■ Activity: Scan the entries below for the word "JSON" and copy every line in which it occurs.

■ Material to process:
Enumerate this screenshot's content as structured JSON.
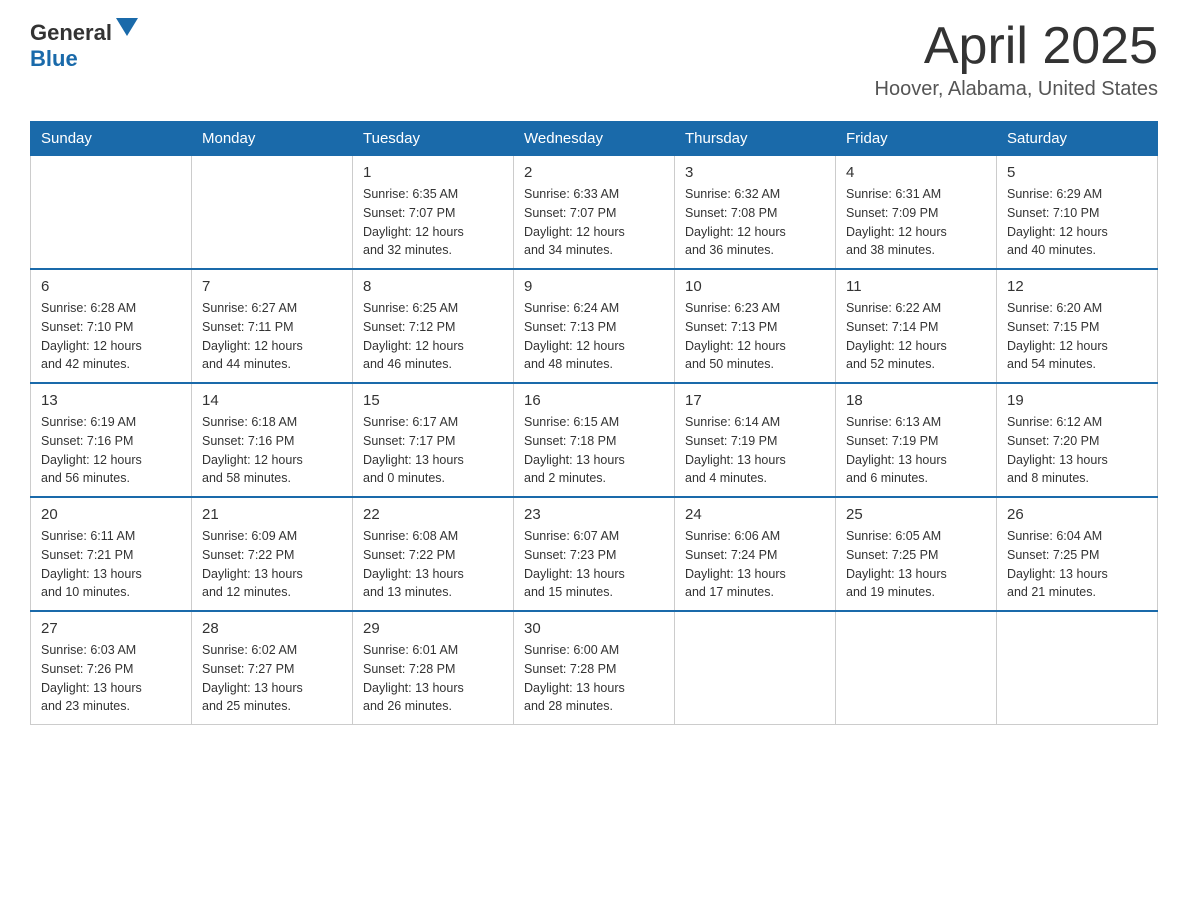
{
  "header": {
    "logo_general": "General",
    "logo_blue": "Blue",
    "title": "April 2025",
    "location": "Hoover, Alabama, United States"
  },
  "days_of_week": [
    "Sunday",
    "Monday",
    "Tuesday",
    "Wednesday",
    "Thursday",
    "Friday",
    "Saturday"
  ],
  "weeks": [
    [
      {
        "day": "",
        "info": ""
      },
      {
        "day": "",
        "info": ""
      },
      {
        "day": "1",
        "info": "Sunrise: 6:35 AM\nSunset: 7:07 PM\nDaylight: 12 hours\nand 32 minutes."
      },
      {
        "day": "2",
        "info": "Sunrise: 6:33 AM\nSunset: 7:07 PM\nDaylight: 12 hours\nand 34 minutes."
      },
      {
        "day": "3",
        "info": "Sunrise: 6:32 AM\nSunset: 7:08 PM\nDaylight: 12 hours\nand 36 minutes."
      },
      {
        "day": "4",
        "info": "Sunrise: 6:31 AM\nSunset: 7:09 PM\nDaylight: 12 hours\nand 38 minutes."
      },
      {
        "day": "5",
        "info": "Sunrise: 6:29 AM\nSunset: 7:10 PM\nDaylight: 12 hours\nand 40 minutes."
      }
    ],
    [
      {
        "day": "6",
        "info": "Sunrise: 6:28 AM\nSunset: 7:10 PM\nDaylight: 12 hours\nand 42 minutes."
      },
      {
        "day": "7",
        "info": "Sunrise: 6:27 AM\nSunset: 7:11 PM\nDaylight: 12 hours\nand 44 minutes."
      },
      {
        "day": "8",
        "info": "Sunrise: 6:25 AM\nSunset: 7:12 PM\nDaylight: 12 hours\nand 46 minutes."
      },
      {
        "day": "9",
        "info": "Sunrise: 6:24 AM\nSunset: 7:13 PM\nDaylight: 12 hours\nand 48 minutes."
      },
      {
        "day": "10",
        "info": "Sunrise: 6:23 AM\nSunset: 7:13 PM\nDaylight: 12 hours\nand 50 minutes."
      },
      {
        "day": "11",
        "info": "Sunrise: 6:22 AM\nSunset: 7:14 PM\nDaylight: 12 hours\nand 52 minutes."
      },
      {
        "day": "12",
        "info": "Sunrise: 6:20 AM\nSunset: 7:15 PM\nDaylight: 12 hours\nand 54 minutes."
      }
    ],
    [
      {
        "day": "13",
        "info": "Sunrise: 6:19 AM\nSunset: 7:16 PM\nDaylight: 12 hours\nand 56 minutes."
      },
      {
        "day": "14",
        "info": "Sunrise: 6:18 AM\nSunset: 7:16 PM\nDaylight: 12 hours\nand 58 minutes."
      },
      {
        "day": "15",
        "info": "Sunrise: 6:17 AM\nSunset: 7:17 PM\nDaylight: 13 hours\nand 0 minutes."
      },
      {
        "day": "16",
        "info": "Sunrise: 6:15 AM\nSunset: 7:18 PM\nDaylight: 13 hours\nand 2 minutes."
      },
      {
        "day": "17",
        "info": "Sunrise: 6:14 AM\nSunset: 7:19 PM\nDaylight: 13 hours\nand 4 minutes."
      },
      {
        "day": "18",
        "info": "Sunrise: 6:13 AM\nSunset: 7:19 PM\nDaylight: 13 hours\nand 6 minutes."
      },
      {
        "day": "19",
        "info": "Sunrise: 6:12 AM\nSunset: 7:20 PM\nDaylight: 13 hours\nand 8 minutes."
      }
    ],
    [
      {
        "day": "20",
        "info": "Sunrise: 6:11 AM\nSunset: 7:21 PM\nDaylight: 13 hours\nand 10 minutes."
      },
      {
        "day": "21",
        "info": "Sunrise: 6:09 AM\nSunset: 7:22 PM\nDaylight: 13 hours\nand 12 minutes."
      },
      {
        "day": "22",
        "info": "Sunrise: 6:08 AM\nSunset: 7:22 PM\nDaylight: 13 hours\nand 13 minutes."
      },
      {
        "day": "23",
        "info": "Sunrise: 6:07 AM\nSunset: 7:23 PM\nDaylight: 13 hours\nand 15 minutes."
      },
      {
        "day": "24",
        "info": "Sunrise: 6:06 AM\nSunset: 7:24 PM\nDaylight: 13 hours\nand 17 minutes."
      },
      {
        "day": "25",
        "info": "Sunrise: 6:05 AM\nSunset: 7:25 PM\nDaylight: 13 hours\nand 19 minutes."
      },
      {
        "day": "26",
        "info": "Sunrise: 6:04 AM\nSunset: 7:25 PM\nDaylight: 13 hours\nand 21 minutes."
      }
    ],
    [
      {
        "day": "27",
        "info": "Sunrise: 6:03 AM\nSunset: 7:26 PM\nDaylight: 13 hours\nand 23 minutes."
      },
      {
        "day": "28",
        "info": "Sunrise: 6:02 AM\nSunset: 7:27 PM\nDaylight: 13 hours\nand 25 minutes."
      },
      {
        "day": "29",
        "info": "Sunrise: 6:01 AM\nSunset: 7:28 PM\nDaylight: 13 hours\nand 26 minutes."
      },
      {
        "day": "30",
        "info": "Sunrise: 6:00 AM\nSunset: 7:28 PM\nDaylight: 13 hours\nand 28 minutes."
      },
      {
        "day": "",
        "info": ""
      },
      {
        "day": "",
        "info": ""
      },
      {
        "day": "",
        "info": ""
      }
    ]
  ]
}
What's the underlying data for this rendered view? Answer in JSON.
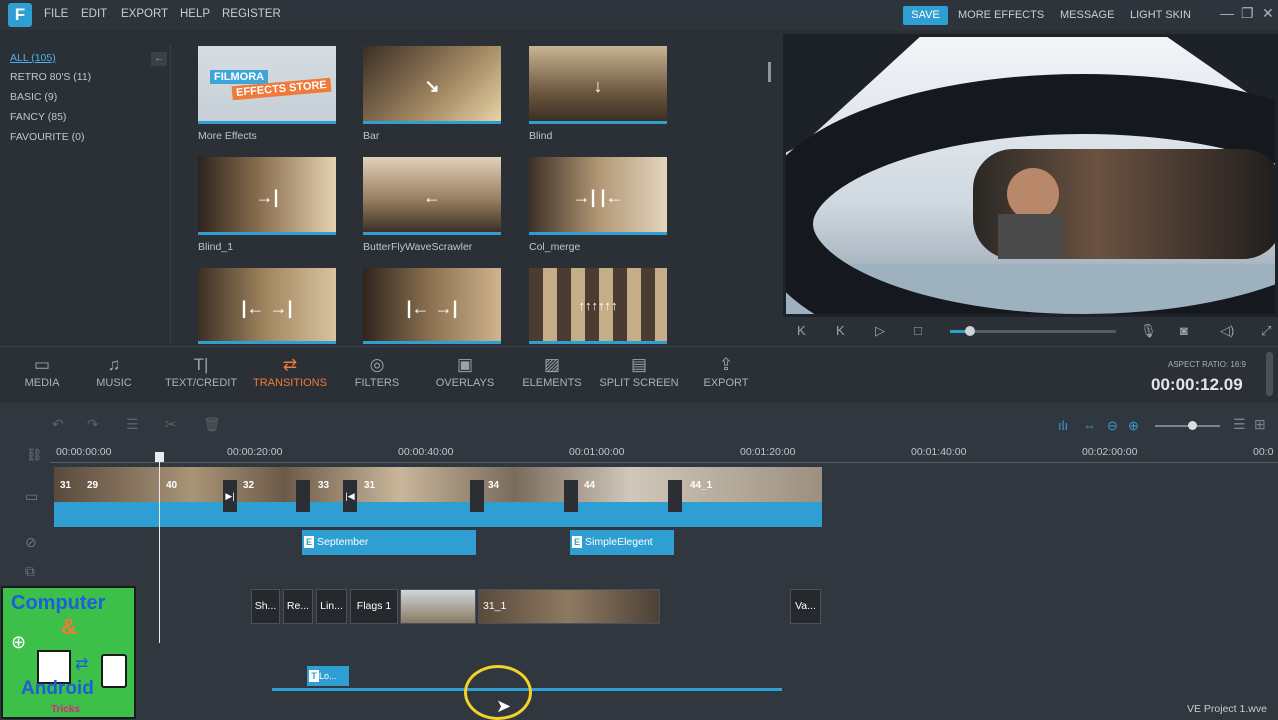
{
  "menubar": {
    "app_icon": "F",
    "items": [
      "FILE",
      "EDIT",
      "EXPORT",
      "HELP",
      "REGISTER"
    ],
    "save_label": "SAVE",
    "right_items": [
      "MORE EFFECTS",
      "MESSAGE",
      "LIGHT SKIN"
    ],
    "window_controls": [
      "minimize-icon",
      "maximize-icon",
      "close-icon"
    ]
  },
  "categories": [
    "ALL (105)",
    "RETRO 80'S (11)",
    "BASIC (9)",
    "FANCY (85)",
    "FAVOURITE (0)"
  ],
  "store": {
    "line1": "FILMORA",
    "line2": "EFFECTS STORE"
  },
  "effects": [
    {
      "label": "More Effects",
      "arrows": ""
    },
    {
      "label": "Bar",
      "arrows": "↘"
    },
    {
      "label": "Blind",
      "arrows": "↓"
    },
    {
      "label": "Blind_1",
      "arrows": "→|"
    },
    {
      "label": "ButterFlyWaveScrawler",
      "arrows": "←"
    },
    {
      "label": "Col_merge",
      "arrows": "→| |←"
    },
    {
      "label": "",
      "arrows": "|← →|"
    },
    {
      "label": "",
      "arrows": "|← →|"
    },
    {
      "label": "",
      "arrows": "↑↑↑↑↑↑"
    }
  ],
  "toolbar": {
    "items": [
      {
        "label": "MEDIA",
        "icon": "folder-icon"
      },
      {
        "label": "MUSIC",
        "icon": "music-icon"
      },
      {
        "label": "TEXT/CREDIT",
        "icon": "text-icon"
      },
      {
        "label": "TRANSITIONS",
        "icon": "transitions-icon"
      },
      {
        "label": "FILTERS",
        "icon": "filters-icon"
      },
      {
        "label": "OVERLAYS",
        "icon": "overlays-icon"
      },
      {
        "label": "ELEMENTS",
        "icon": "elements-icon"
      },
      {
        "label": "SPLIT SCREEN",
        "icon": "split-screen-icon"
      },
      {
        "label": "EXPORT",
        "icon": "export-icon"
      }
    ],
    "active": "TRANSITIONS",
    "aspect_ratio": "ASPECT RATIO: 16:9",
    "timecode": "00:00:12.09"
  },
  "preview": {
    "progress": 0.12
  },
  "timeline": {
    "ruler": [
      "00:00:00:00",
      "00:00:20:00",
      "00:00:40:00",
      "00:01:00:00",
      "00:01:20:00",
      "00:01:40:00",
      "00:02:00:00",
      "00:0"
    ],
    "clip_numbers": [
      "31",
      "29",
      "40",
      "32",
      "33",
      "31",
      "34",
      "44",
      "44_1"
    ],
    "effects_track": [
      "September",
      "SimpleElegent"
    ],
    "pip_track": [
      "Sh...",
      "Re...",
      "Lin...",
      "Flags 1",
      "",
      "31_1",
      "Va..."
    ],
    "title_clip": "Lo...",
    "project_name": "VE Project 1.wve"
  },
  "watermark": {
    "line1": "Computer",
    "line2": "&",
    "line3": "Android",
    "line4": "Tricks"
  },
  "colors": {
    "accent": "#2f9fd3",
    "active_tool": "#f07a3a",
    "background": "#2b3036"
  }
}
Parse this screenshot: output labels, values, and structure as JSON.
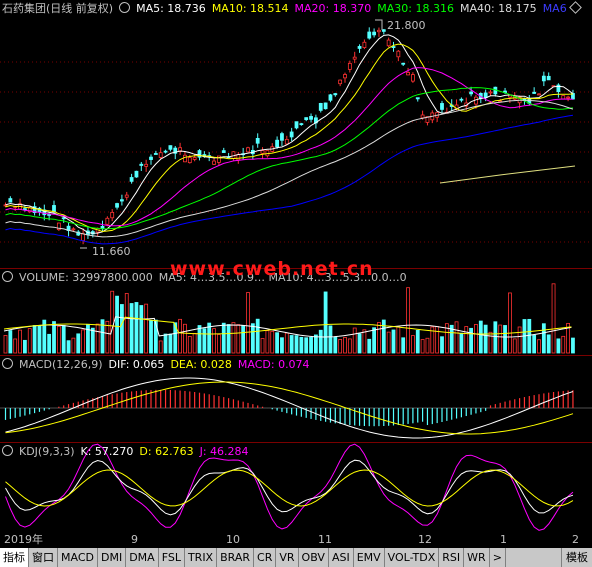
{
  "main": {
    "title": "石药集团(日线 前复权)",
    "ma5": "MA5: 18.736",
    "ma10": "MA10: 18.514",
    "ma20": "MA20: 18.370",
    "ma30": "MA30: 18.316",
    "ma40": "MA40: 18.175",
    "ma6": "MA6",
    "high_label": "21.800",
    "low_label": "11.660"
  },
  "volume": {
    "label": "VOLUME: 32997800.000",
    "rest": "MA5: 4…3.5…0.9… MA10: 4…3…5.3…0.0…0"
  },
  "macd": {
    "title": "MACD(12,26,9)",
    "dif": "DIF: 0.065",
    "dea": "DEA: 0.028",
    "macd": "MACD: 0.074"
  },
  "kdj": {
    "title": "KDJ(9,3,3)",
    "k": "K: 57.270",
    "d": "D: 62.763",
    "j": "J: 46.284"
  },
  "watermark": "www.cweb.net.cn",
  "axis": {
    "year": "2019年",
    "m9": "9",
    "m10": "10",
    "m11": "11",
    "m12": "12",
    "m1": "1",
    "m2": "2"
  },
  "tabs": [
    "指标",
    "窗口",
    "MACD",
    "DMI",
    "DMA",
    "FSL",
    "TRIX",
    "BRAR",
    "CR",
    "VR",
    "OBV",
    "ASI",
    "EMV",
    "VOL-TDX",
    "RSI",
    "WR",
    ">"
  ],
  "template_label": "模板",
  "colors": {
    "up": "#ff3232",
    "down": "#54ffff",
    "ma5": "#ffffff",
    "ma10": "#ffff00",
    "ma20": "#ff00ff",
    "ma30": "#00ff00",
    "ma40": "#dcdcdc",
    "ma60": "#0000ff"
  }
}
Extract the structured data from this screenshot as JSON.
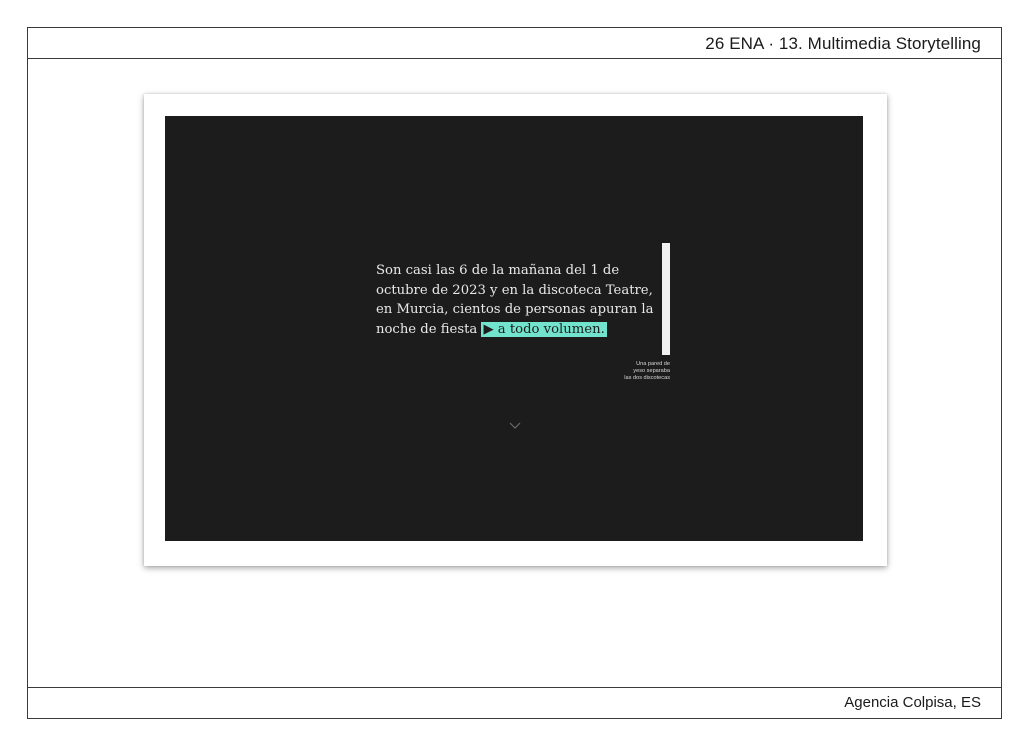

■ Expected answer:
Enumerate this screenshot's content as structured JSON.
What's the underlying data for this rendered view? Answer in JSON.
Parse this screenshot: output labels, values, and structure as JSON.
Extract the structured data from this screenshot as JSON.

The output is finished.